Your answer should be the entries below, reproduced character for character.

Dataset rows for apps and sites
::::
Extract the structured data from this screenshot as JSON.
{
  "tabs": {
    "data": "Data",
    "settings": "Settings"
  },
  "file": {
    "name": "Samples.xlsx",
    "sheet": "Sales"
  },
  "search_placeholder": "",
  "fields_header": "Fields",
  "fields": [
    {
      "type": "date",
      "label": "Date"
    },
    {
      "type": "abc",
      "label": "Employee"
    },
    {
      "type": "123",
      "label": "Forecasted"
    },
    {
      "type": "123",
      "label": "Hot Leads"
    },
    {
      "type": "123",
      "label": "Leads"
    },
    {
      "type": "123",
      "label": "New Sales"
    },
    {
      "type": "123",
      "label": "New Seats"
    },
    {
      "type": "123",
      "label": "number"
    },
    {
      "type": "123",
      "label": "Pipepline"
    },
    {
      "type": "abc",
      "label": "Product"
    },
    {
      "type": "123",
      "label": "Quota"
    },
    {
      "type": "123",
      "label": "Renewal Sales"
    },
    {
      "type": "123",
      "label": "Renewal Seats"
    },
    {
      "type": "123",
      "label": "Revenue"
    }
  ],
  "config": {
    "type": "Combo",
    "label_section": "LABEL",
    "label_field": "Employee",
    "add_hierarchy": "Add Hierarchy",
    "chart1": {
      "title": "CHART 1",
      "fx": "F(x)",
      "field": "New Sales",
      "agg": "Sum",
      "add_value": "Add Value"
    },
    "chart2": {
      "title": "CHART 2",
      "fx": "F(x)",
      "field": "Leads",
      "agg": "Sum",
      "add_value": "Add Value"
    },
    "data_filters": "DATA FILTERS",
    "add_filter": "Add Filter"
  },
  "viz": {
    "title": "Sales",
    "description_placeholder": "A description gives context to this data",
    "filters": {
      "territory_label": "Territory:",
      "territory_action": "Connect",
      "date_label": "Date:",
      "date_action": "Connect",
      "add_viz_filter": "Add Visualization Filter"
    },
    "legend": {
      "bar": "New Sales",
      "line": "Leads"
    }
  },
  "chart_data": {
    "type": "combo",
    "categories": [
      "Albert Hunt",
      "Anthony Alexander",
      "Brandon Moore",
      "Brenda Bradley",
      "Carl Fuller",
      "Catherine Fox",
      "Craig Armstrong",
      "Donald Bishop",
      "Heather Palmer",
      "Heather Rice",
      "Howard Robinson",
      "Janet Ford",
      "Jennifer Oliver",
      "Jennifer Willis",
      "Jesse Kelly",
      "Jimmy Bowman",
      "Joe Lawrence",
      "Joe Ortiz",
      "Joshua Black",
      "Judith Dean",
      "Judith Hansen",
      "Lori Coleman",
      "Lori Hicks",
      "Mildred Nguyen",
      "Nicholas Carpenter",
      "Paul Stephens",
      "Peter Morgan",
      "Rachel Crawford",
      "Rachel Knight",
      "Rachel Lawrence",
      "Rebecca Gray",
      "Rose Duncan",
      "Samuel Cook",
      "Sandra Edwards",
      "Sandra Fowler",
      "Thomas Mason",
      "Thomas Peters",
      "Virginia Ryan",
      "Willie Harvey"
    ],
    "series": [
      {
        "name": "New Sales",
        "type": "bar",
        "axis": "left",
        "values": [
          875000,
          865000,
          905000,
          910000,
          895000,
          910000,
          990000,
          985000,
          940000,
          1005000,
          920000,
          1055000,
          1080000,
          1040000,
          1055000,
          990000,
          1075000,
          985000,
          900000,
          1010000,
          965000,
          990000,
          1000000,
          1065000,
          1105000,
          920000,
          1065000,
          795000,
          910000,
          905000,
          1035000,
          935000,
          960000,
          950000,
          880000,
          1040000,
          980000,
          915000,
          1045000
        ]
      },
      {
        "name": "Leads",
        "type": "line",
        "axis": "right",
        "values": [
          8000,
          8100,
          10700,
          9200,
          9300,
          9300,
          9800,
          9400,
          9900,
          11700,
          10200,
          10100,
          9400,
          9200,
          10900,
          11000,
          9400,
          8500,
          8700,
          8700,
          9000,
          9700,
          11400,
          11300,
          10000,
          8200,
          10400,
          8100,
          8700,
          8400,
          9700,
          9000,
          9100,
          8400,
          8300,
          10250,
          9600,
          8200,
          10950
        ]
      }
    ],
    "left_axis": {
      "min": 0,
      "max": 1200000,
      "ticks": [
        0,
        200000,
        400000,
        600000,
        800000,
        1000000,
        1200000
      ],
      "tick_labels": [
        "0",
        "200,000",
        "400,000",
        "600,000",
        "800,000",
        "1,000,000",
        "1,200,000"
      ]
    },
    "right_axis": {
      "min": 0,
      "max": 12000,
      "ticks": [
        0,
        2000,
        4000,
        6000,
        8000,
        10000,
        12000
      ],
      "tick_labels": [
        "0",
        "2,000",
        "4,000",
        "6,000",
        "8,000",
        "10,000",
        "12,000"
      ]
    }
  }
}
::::
> _The completed task_
Extract the structured data from this screenshot as JSON.
{
  "tabs": {
    "data": "Data",
    "settings": "Settings"
  },
  "file": {
    "name": "Samples.xlsx",
    "sheet": "Sales"
  },
  "search_placeholder": "",
  "fields_header": "Fields",
  "fields": [
    {
      "type": "date",
      "label": "Date"
    },
    {
      "type": "abc",
      "label": "Employee"
    },
    {
      "type": "123",
      "label": "Forecasted"
    },
    {
      "type": "123",
      "label": "Hot Leads"
    },
    {
      "type": "123",
      "label": "Leads"
    },
    {
      "type": "123",
      "label": "New Sales"
    },
    {
      "type": "123",
      "label": "New Seats"
    },
    {
      "type": "123",
      "label": "number"
    },
    {
      "type": "123",
      "label": "Pipepline"
    },
    {
      "type": "abc",
      "label": "Product"
    },
    {
      "type": "123",
      "label": "Quota"
    },
    {
      "type": "123",
      "label": "Renewal Sales"
    },
    {
      "type": "123",
      "label": "Renewal Seats"
    },
    {
      "type": "123",
      "label": "Revenue"
    }
  ],
  "config": {
    "type": "Combo",
    "label_section": "LABEL",
    "label_field": "Employee",
    "add_hierarchy": "Add Hierarchy",
    "chart1": {
      "title": "CHART 1",
      "fx": "F(x)",
      "field": "New Sales",
      "agg": "Sum",
      "add_value": "Add Value"
    },
    "chart2": {
      "title": "CHART 2",
      "fx": "F(x)",
      "field": "Leads",
      "agg": "Sum",
      "add_value": "Add Value"
    },
    "data_filters": "DATA FILTERS",
    "add_filter": "Add Filter"
  },
  "viz": {
    "title": "Sales",
    "description_placeholder": "A description gives context to this data",
    "filters": {
      "territory_label": "Territory:",
      "territory_action": "Connect",
      "date_label": "Date:",
      "date_action": "Connect",
      "add_viz_filter": "Add Visualization Filter"
    },
    "legend": {
      "bar": "New Sales",
      "line": "Leads"
    }
  },
  "chart_data": {
    "type": "combo",
    "categories": [
      "Albert Hunt",
      "Anthony Alexander",
      "Brandon Moore",
      "Brenda Bradley",
      "Carl Fuller",
      "Catherine Fox",
      "Craig Armstrong",
      "Donald Bishop",
      "Heather Palmer",
      "Heather Rice",
      "Howard Robinson",
      "Janet Ford",
      "Jennifer Oliver",
      "Jennifer Willis",
      "Jesse Kelly",
      "Jimmy Bowman",
      "Joe Lawrence",
      "Joe Ortiz",
      "Joshua Black",
      "Judith Dean",
      "Judith Hansen",
      "Lori Coleman",
      "Lori Hicks",
      "Mildred Nguyen",
      "Nicholas Carpenter",
      "Paul Stephens",
      "Peter Morgan",
      "Rachel Crawford",
      "Rachel Knight",
      "Rachel Lawrence",
      "Rebecca Gray",
      "Rose Duncan",
      "Samuel Cook",
      "Sandra Edwards",
      "Sandra Fowler",
      "Thomas Mason",
      "Thomas Peters",
      "Virginia Ryan",
      "Willie Harvey"
    ],
    "series": [
      {
        "name": "New Sales",
        "type": "bar",
        "axis": "left",
        "values": [
          875000,
          865000,
          905000,
          910000,
          895000,
          910000,
          990000,
          985000,
          940000,
          1005000,
          920000,
          1055000,
          1080000,
          1040000,
          1055000,
          990000,
          1075000,
          985000,
          900000,
          1010000,
          965000,
          990000,
          1000000,
          1065000,
          1105000,
          920000,
          1065000,
          795000,
          910000,
          905000,
          1035000,
          935000,
          960000,
          950000,
          880000,
          1040000,
          980000,
          915000,
          1045000
        ]
      },
      {
        "name": "Leads",
        "type": "line",
        "axis": "right",
        "values": [
          8000,
          8100,
          10700,
          9200,
          9300,
          9300,
          9800,
          9400,
          9900,
          11700,
          10200,
          10100,
          9400,
          9200,
          10900,
          11000,
          9400,
          8500,
          8700,
          8700,
          9000,
          9700,
          11400,
          11300,
          10000,
          8200,
          10400,
          8100,
          8700,
          8400,
          9700,
          9000,
          9100,
          8400,
          8300,
          10250,
          9600,
          8200,
          10950
        ]
      }
    ],
    "left_axis": {
      "min": 0,
      "max": 1200000,
      "ticks": [
        0,
        200000,
        400000,
        600000,
        800000,
        1000000,
        1200000
      ],
      "tick_labels": [
        "0",
        "200,000",
        "400,000",
        "600,000",
        "800,000",
        "1,000,000",
        "1,200,000"
      ]
    },
    "right_axis": {
      "min": 0,
      "max": 12000,
      "ticks": [
        0,
        2000,
        4000,
        6000,
        8000,
        10000,
        12000
      ],
      "tick_labels": [
        "0",
        "2,000",
        "4,000",
        "6,000",
        "8,000",
        "10,000",
        "12,000"
      ]
    }
  }
}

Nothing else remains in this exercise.